Christmas Eve, Khmelnytskyi Region (1949)CFC Big Ideas in association with the Ministry of Culture and Information Policy
Ukrainian calendar ceremonies closely relate to the agrarian way of life, rooting back to the primitive pagan beliefs of the Slavs. Only much later, the church took over the ceremonies and gave them a Christian flavor. Indeed, the calendar ceremony is divided by season cycles.
The summer ceremonial cycle was very busy and diverse. It lasted from the end of May until the first holidays to honour the new harvest.
The two main motifs of the summer celebrations were the worshipping of the main elements of nature and the combination of manhood and womanhood.
Wreath guessingCFC Big Ideas in association with the Ministry of Culture and Information Policy
Ivan Kupala Day
The Kupala ritual is one of the biggest summer holidays. It symbolizes the birth of the summer sun – Kupalo. The Kupala ritual is also a celebration of the summer solstice, and Ukraine shares this holiday with many European nations – France, Poland, Lithuania, Bulgaria, Sweden.
Celebration of Ivan Kupala Day at the Pivdennyi Buh River.
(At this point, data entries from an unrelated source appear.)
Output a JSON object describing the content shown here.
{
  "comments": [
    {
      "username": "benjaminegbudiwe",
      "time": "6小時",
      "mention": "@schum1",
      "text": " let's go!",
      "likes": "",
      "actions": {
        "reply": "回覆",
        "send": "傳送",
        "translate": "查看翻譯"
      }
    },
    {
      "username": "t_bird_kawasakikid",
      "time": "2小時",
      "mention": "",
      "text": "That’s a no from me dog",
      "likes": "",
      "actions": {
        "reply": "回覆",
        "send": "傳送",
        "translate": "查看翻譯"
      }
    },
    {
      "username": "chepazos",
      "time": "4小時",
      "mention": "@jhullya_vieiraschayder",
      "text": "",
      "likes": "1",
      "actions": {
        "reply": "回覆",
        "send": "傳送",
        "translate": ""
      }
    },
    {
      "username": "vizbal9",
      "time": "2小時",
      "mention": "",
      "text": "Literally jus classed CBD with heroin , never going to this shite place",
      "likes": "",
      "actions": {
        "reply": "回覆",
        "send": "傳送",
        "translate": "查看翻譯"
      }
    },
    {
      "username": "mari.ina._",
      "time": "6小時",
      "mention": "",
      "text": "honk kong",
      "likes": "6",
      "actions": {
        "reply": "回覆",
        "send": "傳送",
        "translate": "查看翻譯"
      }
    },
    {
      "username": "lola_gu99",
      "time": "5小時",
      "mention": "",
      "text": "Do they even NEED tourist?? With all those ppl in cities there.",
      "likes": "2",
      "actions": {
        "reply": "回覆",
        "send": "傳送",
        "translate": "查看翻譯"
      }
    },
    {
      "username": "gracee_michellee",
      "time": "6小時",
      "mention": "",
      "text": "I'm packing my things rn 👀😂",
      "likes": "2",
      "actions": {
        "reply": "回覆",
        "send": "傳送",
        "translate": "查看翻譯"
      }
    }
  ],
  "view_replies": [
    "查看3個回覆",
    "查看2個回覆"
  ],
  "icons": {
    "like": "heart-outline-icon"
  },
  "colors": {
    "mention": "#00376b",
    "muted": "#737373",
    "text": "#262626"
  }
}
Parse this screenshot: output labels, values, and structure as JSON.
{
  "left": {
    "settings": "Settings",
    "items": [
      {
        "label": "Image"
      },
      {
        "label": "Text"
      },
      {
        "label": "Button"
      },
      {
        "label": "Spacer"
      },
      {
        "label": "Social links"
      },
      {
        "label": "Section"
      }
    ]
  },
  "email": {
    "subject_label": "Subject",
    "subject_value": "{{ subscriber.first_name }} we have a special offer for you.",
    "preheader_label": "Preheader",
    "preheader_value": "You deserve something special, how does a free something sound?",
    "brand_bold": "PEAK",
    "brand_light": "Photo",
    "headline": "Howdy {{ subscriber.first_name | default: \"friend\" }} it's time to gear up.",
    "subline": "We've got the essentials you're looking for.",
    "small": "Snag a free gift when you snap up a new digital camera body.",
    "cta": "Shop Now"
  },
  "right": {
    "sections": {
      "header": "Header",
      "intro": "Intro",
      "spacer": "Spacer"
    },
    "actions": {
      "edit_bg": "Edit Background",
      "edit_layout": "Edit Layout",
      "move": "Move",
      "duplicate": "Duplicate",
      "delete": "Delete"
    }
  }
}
Photo of the 1970's, the city of VinnytsiaCFC Big Ideas in association with the Ministry of Culture and Information Policy
The main pagan ritual actions were: weaving wreaths by girls and releasing them into the water; honoring the Kupala tree with dances; kindling the fire and jumping over the fire; ritual bathing; burning or sinking of trees; burning of sacks of straw or stuffed dolls; and dinner.
Tradition of the Procession of Bush rite in the village Svarytsevychi, Dubrovytsky district of the Rivne regionCFC Big Ideas in association with the Ministry of Culture and Information Policy
Procession of Bush rite
The history of the Procession of Bush rite, originally called as Vodinnya Kusta, is associated with honouring the cult of ancestors. The Procession of Bush rite is performed on the 50th day after Easter at the Holy Trinity Day. Its origin is Svarytsevychi village in Rivne region.
Autumn’s holidays revolved around the completion of all fieldwork and preparation for the winter. Most ceremonial actions were carried out inside in the form of vechornytsi (evening parties).
Kalyta. Andriyivsky Vechornytsi (student reconstruction), Vinnytsia (1999)CFC Big Ideas in association with the Ministry of Culture and Information Policy
Kalyta was the key event of the season as it honored the sun which was resting until spring.
Wedding guests, Yakymivka village (1956)CFC Big Ideas in association with the Ministry of Culture and Information Policy
Other autumn ceremonies were directed at family life. Therefore, starting from Pokrova, autumns were full of weddings. Other holidays were also associated with marriage or fortune-telling (Dmytra, Introduction, Kateryny, and Andriya).
The winter cycle started with the Presentation of Mary (December 4th), when "summer was entering into winter." Winter rites were often linked to the rebirth of the new sun. It contained the most rituals, with which people tried to provide health, happiness, and prosperity.
Shchedrivky singers, Vinnytsia RegionCFC Big Ideas in association with the Ministry of Culture and Information Policy
Ukrainian winter traditions included singing carols (ritual songs about the birth of Christ) and shchedrivky (songs wishing the owners of dwellings a rich life and a generous harvest). The winter cycle lasted until the transitional holidays - Stritennia and Obretinnia.
The spring cycle of calendar holidays was aimed at planting the future crops. Hence, ritual-magical actions connected with the calling of spring, warmth, birds, and rain (Stritennia, Obretinnia, Iavdokhy, Teply Oleksa and Annunciation) were of great importance.
Palm Sunday, Vinnytsia Region (2002)CFC Big Ideas in association with the Ministry of Culture and Information Policy
Easter is the main spring holiday. Easter holiday falls on the spring equinox and symbolizes the victory of the Light over the Darkness. The Easter ritual cycle consists of Holy Week, with Palm Sunday and Clean Thursday, Easter, and Bright Week, with Radunytsia and Easter Monday.
Vesnyanky singing in a circle dance (reconstruction)CFC Big Ideas in association with the Ministry of Culture and Information Policy
Spring is also a time when human emotions revive. Ceremonies for young people included fortune-telling, guardianship, ritual singing of vesnyanky, hayivky (Slavic ritual songs for calling spring), and playing circle-dances.
Authors: Iryna Batyrieva, Ludmila Kotyash